Nubank was a key poster child of the fintech boom with a $1.2billion fund raise and later a $2.6billion Nasdaq IPO in 2021. But others also closed megarounds, including Kavak, a Mexican used car financing fintech. Kavak raised $700million last June and the international payments platform EBANX, which is based in Curitiba and has offices in London, closed a $430million round. A $10billion or $20billion Latin American tech company would have been seen as science fiction a few years ago. Now ‘decacorns’ are a reality. Greater availability of capital is also driving Latin American companies to take a regional approach earlier in their lifecycle, as investors push for geographical expansion that broadens the addressable market. Listing in more mature markets like the US also helps local companies expand globally.
According to Carlos de la Vega from regional venture capital association, LAVCA: “The number and quality of exit strategies in the region, specifically in B3, Nasdaq and NYSE, are proving the resiliency of the tech ecosystem across Latin America that can be supported by larger cheques and greater capital availability.” Momentum is likely to continue for the foreseeable future, in a region where banking spreads remain high and e-commerce penetration remains below 10%.

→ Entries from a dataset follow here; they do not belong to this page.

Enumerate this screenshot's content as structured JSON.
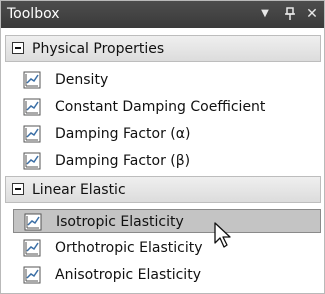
{
  "window": {
    "title": "Toolbox",
    "dropdown_glyph": "▾",
    "pin_glyph": "ᵖ",
    "close_glyph": "×"
  },
  "categories": [
    {
      "label": "Physical Properties",
      "expanded": true,
      "items": [
        {
          "label": "Density",
          "icon": "chart-graph-icon",
          "selected": false
        },
        {
          "label": "Constant Damping Coefficient",
          "icon": "chart-graph-icon",
          "selected": false
        },
        {
          "label": "Damping Factor (α)",
          "icon": "chart-graph-icon",
          "selected": false
        },
        {
          "label": "Damping Factor (β)",
          "icon": "chart-graph-icon",
          "selected": false
        }
      ]
    },
    {
      "label": "Linear Elastic",
      "expanded": true,
      "items": [
        {
          "label": "Isotropic Elasticity",
          "icon": "chart-graph-icon",
          "selected": true
        },
        {
          "label": "Orthotropic Elasticity",
          "icon": "chart-graph-icon",
          "selected": false
        },
        {
          "label": "Anisotropic Elasticity",
          "icon": "chart-graph-icon",
          "selected": false
        }
      ]
    }
  ],
  "colors": {
    "titlebar": "#3f3f3f",
    "category_bg": "#e4e4e4",
    "selected_bg": "#c4c4c4"
  }
}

The market value of technology companies in the region, as a share of GDP, grew from 0.9% in 2015 to 3,4% in August 2021 but still way behind the US with close to 70%. The expectation, therefore, is that the huge flow of venture capital injected into Latin America should continue over the next few years as we see a massive value transfer from the traditional to the digital economy, advancing from fintech, retail and real estate to new verticals including health, crypto, agriculture and deep tech. There are of course still challenges for Latin American tech companies to overcome, including a lack of engineering talent, the election of less pro-growth governments in the region and rising interest rates. The Brazilian presidential election could also increase volatility, though venture capital usually has a longer cycle than other industries. Nonetheless, with increasing global VC investment, unicorn growth, global recognition and IPOs driving a self-reinforcing trend. Latin America’s innovation desert is looking more fertile every year.